- Cold temperatures are to blame for limited supply of freshwater fish
- Some Passover hosts may not have any gefilte fish on the table
(CNN)Why is this Passover different than other Passovers?
Because you may not have any gefilte fish at your table on Passover, which starts at sundown on April 3.
February's record cold temperatures are to blame for the shortage of fish ingredients, reported Erica Marcus, a food writer at Newsday, the Long Island, New York, newspaper.
"The traditional Passover appetizer is made from ground whitefish, carp and yellow pike," Marcus wrote. "All three are freshwater fish from the Upper Midwest, and all three are in short supply this spring because the Great Lakes are still covered with ice."
While some restaurants reported having no supply issues, it may be a different story for the home cook.
There's great debate within the Jewish community about the flavor of the classic gefilte fish dish, which isn't always the tastiest food at the table.
"I've never seen what all the fuss is about," Marcus told CNN. "It's about as challenging a taste as tuna fish salad."
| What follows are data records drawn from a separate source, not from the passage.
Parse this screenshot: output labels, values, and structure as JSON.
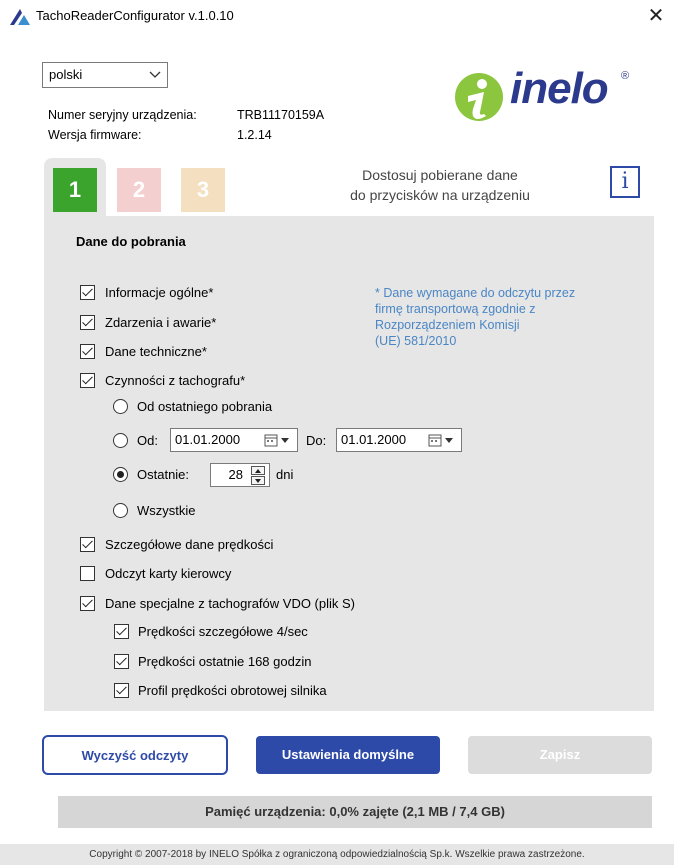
{
  "window": {
    "title": "TachoReaderConfigurator v.1.0.10",
    "close_glyph": "✕"
  },
  "language": {
    "selected": "polski"
  },
  "device": {
    "serial_label": "Numer seryjny urządzenia:",
    "serial_value": "TRB11170159A",
    "firmware_label": "Wersja firmware:",
    "firmware_value": "1.2.14"
  },
  "logo": {
    "text": "inelo",
    "reg": "®"
  },
  "tabs": [
    {
      "label": "1",
      "color": "#3aa42d",
      "active": true
    },
    {
      "label": "2",
      "color": "#f4cfcf",
      "active": false
    },
    {
      "label": "3",
      "color": "#f4dfc0",
      "active": false
    }
  ],
  "header": {
    "line1": "Dostosuj pobierane dane",
    "line2": "do przycisków na urządzeniu",
    "info_glyph": "i"
  },
  "panel": {
    "title": "Dane do pobrania",
    "note_lines": [
      "* Dane wymagane do odczytu przez",
      "firmę transportową zgodnie z",
      "Rozporządzeniem Komisji",
      "(UE) 581/2010"
    ],
    "options": {
      "general": {
        "label": "Informacje ogólne*",
        "checked": true
      },
      "events": {
        "label": "Zdarzenia i awarie*",
        "checked": true
      },
      "technical": {
        "label": "Dane techniczne*",
        "checked": true
      },
      "activities": {
        "label": "Czynności z tachografu*",
        "checked": true
      }
    },
    "range": {
      "since_last": "Od ostatniego pobrania",
      "from_label": "Od:",
      "from_date": "01.01.2000",
      "to_label": "Do:",
      "to_date": "01.01.2000",
      "last_label": "Ostatnie:",
      "last_value": "28",
      "last_unit": "dni",
      "all": "Wszystkie",
      "selected": "last"
    },
    "more": {
      "speed_detail": {
        "label": "Szczegółowe dane prędkości",
        "checked": true
      },
      "driver_card": {
        "label": "Odczyt karty kierowcy",
        "checked": false
      },
      "vdo_special": {
        "label": "Dane specjalne z tachografów VDO (plik S)",
        "checked": true
      },
      "speed_4sec": {
        "label": "Prędkości szczegółowe 4/sec",
        "checked": true
      },
      "speed_168h": {
        "label": "Prędkości ostatnie 168 godzin",
        "checked": true
      },
      "rpm_profile": {
        "label": "Profil prędkości obrotowej silnika",
        "checked": true
      }
    }
  },
  "buttons": {
    "clear": "Wyczyść odczyty",
    "defaults": "Ustawienia domyślne",
    "save": "Zapisz"
  },
  "memory": "Pamięć urządzenia: 0,0% zajęte (2,1 MB / 7,4 GB)",
  "footer": "Copyright © 2007-2018 by INELO Spółka z ograniczoną odpowiedzialnością Sp.k. Wszelkie prawa zastrzeżone.",
  "colors": {
    "accent": "#2e4aa8",
    "green": "#3aa42d",
    "note": "#4a86c5"
  }
}
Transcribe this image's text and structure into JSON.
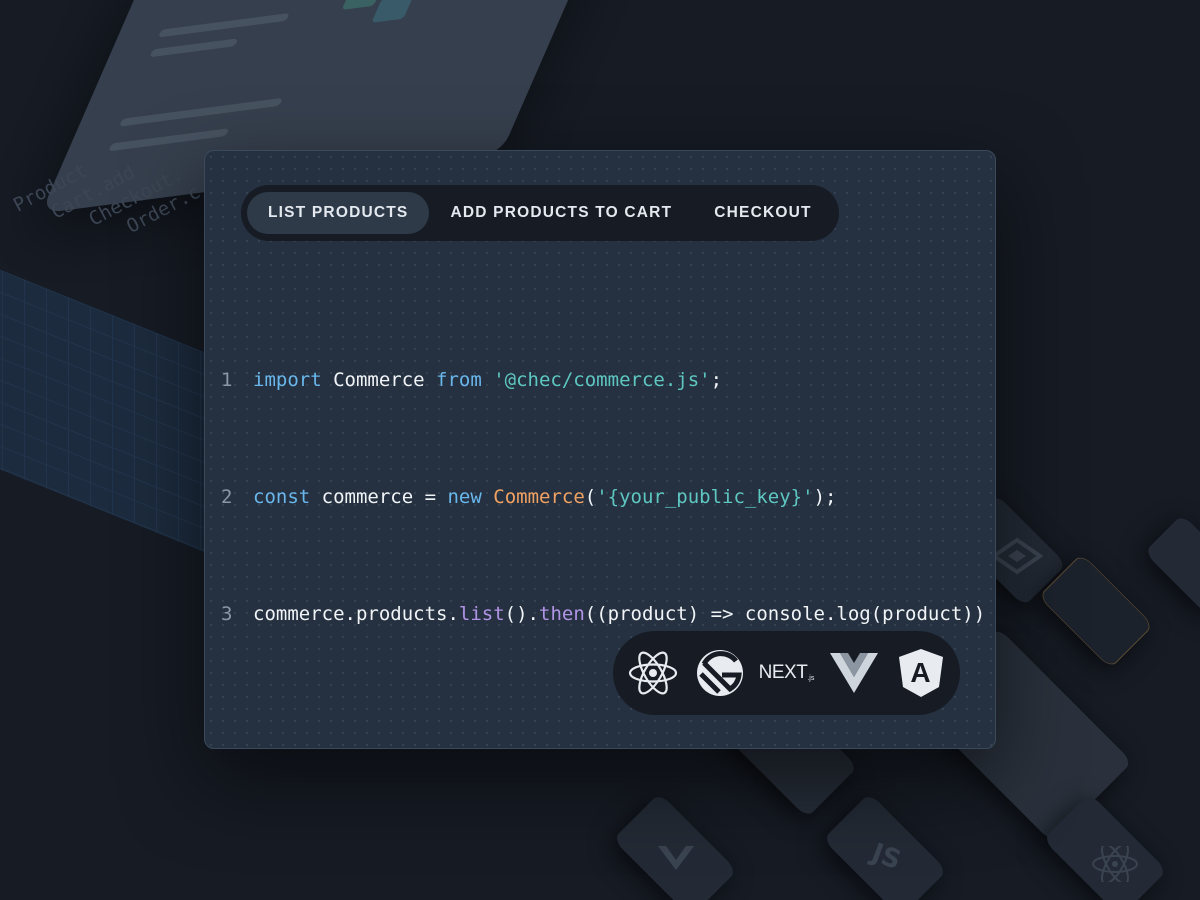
{
  "background": {
    "code_lines": [
      "Product",
      "Cart.add",
      "Checkout.",
      "Order.c"
    ],
    "tile_label": "JS"
  },
  "tabs": [
    {
      "label": "LIST PRODUCTS",
      "active": true
    },
    {
      "label": "ADD PRODUCTS TO CART",
      "active": false
    },
    {
      "label": "CHECKOUT",
      "active": false
    }
  ],
  "code": {
    "line_numbers": [
      "1",
      "2",
      "3"
    ],
    "line1": {
      "kw1": "import",
      "name": " Commerce ",
      "kw2": "from",
      "str": " '@chec/commerce.js'",
      "end": ";"
    },
    "line2": {
      "kw1": "const",
      "name": " commerce = ",
      "kw2": "new",
      "cls": " Commerce",
      "p1": "(",
      "str": "'{your_public_key}'",
      "end": ");"
    },
    "line3": {
      "obj": "commerce.products.",
      "fn1": "list",
      "p1": "().",
      "fn2": "then",
      "rest": "((product) => console.log(product))"
    }
  },
  "frameworks": [
    {
      "name": "react-icon"
    },
    {
      "name": "gatsby-icon"
    },
    {
      "name": "nextjs-icon",
      "label": "NEXT",
      "sub": ".js"
    },
    {
      "name": "vue-icon"
    },
    {
      "name": "angular-icon",
      "label": "A"
    }
  ],
  "colors": {
    "keyword": "#69b7ec",
    "string": "#5ec7c1",
    "class": "#f1a262",
    "function": "#b294e6",
    "panel": "#253140",
    "background": "#161b24"
  }
}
The fishing boats just can't sail or fish on frozen lakes.
Many of the Great Lakes are still partially frozen over, according to fisheries expert Ronald Kinnunen, an educator with Michigan State University's Sea Grant Extension Program.
"Nobody's getting their fishing boats out," Kinnunen said.
"I'm looking at the satellite images and Lake Superior's half covered in ice," he said. It's still iced over at the Mackinac Bridge, where Lake Huron and Lake Michigan come together at the Straits of Mackinac, he added.
Blame an early Passover this year. Next year, it will likely be better for fishing. Passover doesn't start until sunset on April 22, much later in the month.
The fish dish is not a religious requirement of the Seder dinner, but don't try telling that to cooks searching for the right ingredients for their classic recipes.
If your mother or other host is mourning not having the dish at the table this year, offer to make chicken Kotletky or another offering from CNN Eatocracy's list of Passover recipes from around the world.